Learn about the technologies behind the Internet with The TCP/IP Guide!|
NOTE: Using robot software to mass-download the site degrades the server and is prohibited. See here for more.
Find The PC Guide helpful? Please consider a donation to The PC Guide Tip Jar. Visa/MC/Paypal accepted.
|View over 750 of my fine art photos any time for free at DesktopScenes.com!|
Hard disk read/write heads are too small to be used without attaching them to a larger unit. This is especially true of modern hard disk heads. Each hard disk head is therefore mounted to a special device called a head slider or just slider for short. The function of the slider is to physically support the head and hold it in the correct position relative to the platter as the head floats over its surface.
Sliders are given a special shape to allow them to ride precisely over the platter. Usually they are shaped somewhat like a sled; there are two rails or runners on the outside that support the slider at the correct flying height over the surface of the disk, and in the middle the read/write head itself is mounted, possibly on another rail.
As hard disk read/write heads have been shrinking in size, so have the sliders that carry them. The main advantage of using small sliders is that it reduces the weight that must be yanked around the surface of the platters, improving both positioning speed and accuracy. Smaller sliders also have less surface area to potentially contact the surface of the disk.
The hard disk industry has given names to various generations of slider technology.
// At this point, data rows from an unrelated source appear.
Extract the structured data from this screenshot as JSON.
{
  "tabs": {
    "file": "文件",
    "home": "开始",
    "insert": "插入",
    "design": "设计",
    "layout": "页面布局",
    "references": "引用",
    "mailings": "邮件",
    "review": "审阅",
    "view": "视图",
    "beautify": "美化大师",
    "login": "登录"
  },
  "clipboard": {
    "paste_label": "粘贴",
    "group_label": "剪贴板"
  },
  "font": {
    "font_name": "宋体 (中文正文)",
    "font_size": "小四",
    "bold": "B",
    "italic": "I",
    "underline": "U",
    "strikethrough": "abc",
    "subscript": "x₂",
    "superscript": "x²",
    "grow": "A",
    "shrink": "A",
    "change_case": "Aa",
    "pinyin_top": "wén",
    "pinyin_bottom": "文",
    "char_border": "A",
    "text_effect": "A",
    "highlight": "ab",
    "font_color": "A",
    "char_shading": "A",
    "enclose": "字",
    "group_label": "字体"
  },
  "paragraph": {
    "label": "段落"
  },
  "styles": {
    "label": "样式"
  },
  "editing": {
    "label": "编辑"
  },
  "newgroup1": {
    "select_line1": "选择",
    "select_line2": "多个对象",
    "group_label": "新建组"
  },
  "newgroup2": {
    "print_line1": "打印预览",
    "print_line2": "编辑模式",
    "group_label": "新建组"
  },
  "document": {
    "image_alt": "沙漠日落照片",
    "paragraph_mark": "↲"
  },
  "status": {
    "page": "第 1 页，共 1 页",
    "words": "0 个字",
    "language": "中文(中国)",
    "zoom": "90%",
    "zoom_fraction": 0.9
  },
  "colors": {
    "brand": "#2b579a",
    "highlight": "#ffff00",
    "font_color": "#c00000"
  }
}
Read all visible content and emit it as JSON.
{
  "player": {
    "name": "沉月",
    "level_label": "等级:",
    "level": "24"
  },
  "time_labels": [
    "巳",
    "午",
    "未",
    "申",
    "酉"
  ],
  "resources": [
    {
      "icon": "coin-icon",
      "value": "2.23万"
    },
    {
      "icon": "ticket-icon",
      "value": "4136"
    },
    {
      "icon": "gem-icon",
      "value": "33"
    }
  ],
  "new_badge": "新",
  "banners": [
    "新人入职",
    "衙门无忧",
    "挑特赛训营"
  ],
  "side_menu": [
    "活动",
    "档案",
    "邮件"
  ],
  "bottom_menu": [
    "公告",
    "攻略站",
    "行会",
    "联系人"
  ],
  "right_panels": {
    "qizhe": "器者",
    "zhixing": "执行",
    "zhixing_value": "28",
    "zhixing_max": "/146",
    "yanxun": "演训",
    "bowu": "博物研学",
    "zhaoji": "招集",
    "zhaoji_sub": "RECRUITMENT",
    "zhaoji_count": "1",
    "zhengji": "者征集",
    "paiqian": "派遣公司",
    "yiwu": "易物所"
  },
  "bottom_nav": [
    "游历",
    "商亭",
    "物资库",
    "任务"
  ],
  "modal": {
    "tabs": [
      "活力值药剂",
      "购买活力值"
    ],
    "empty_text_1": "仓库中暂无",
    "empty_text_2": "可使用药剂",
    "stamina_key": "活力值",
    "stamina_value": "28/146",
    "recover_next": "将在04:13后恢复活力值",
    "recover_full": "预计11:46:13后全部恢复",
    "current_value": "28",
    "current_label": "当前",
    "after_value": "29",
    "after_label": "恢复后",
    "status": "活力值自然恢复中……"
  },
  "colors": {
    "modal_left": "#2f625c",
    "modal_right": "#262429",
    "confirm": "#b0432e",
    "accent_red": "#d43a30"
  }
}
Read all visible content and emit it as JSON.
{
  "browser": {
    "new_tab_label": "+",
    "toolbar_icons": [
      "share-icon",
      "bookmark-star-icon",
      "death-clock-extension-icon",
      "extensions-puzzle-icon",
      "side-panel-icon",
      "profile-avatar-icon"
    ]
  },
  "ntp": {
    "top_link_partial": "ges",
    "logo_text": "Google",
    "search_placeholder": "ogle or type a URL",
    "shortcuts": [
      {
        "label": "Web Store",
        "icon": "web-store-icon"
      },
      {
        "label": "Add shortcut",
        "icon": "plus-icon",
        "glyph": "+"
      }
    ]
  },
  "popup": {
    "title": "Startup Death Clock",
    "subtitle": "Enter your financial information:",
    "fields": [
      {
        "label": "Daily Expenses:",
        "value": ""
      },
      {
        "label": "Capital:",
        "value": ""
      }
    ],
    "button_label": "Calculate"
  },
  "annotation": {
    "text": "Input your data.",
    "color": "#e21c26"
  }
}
When the design was first reduced to 50% of the size of the first hard disk sliders, someone decided to call it the nano-slider, where "nano" is the prefix denoting "one billionth". Of course the name is silly, since the sliders have not shrunk by even a factor of 10. The newest sliders have been shrunk from the "nano" size by about another 50% and are being called pico-sliders, which in this author's opinion is an equally silly name, and for the same reason. :^)
Each slider is mounted onto a head arm to allow it to be moved over the surface of the platter to which it is mated.
Next: Head Arms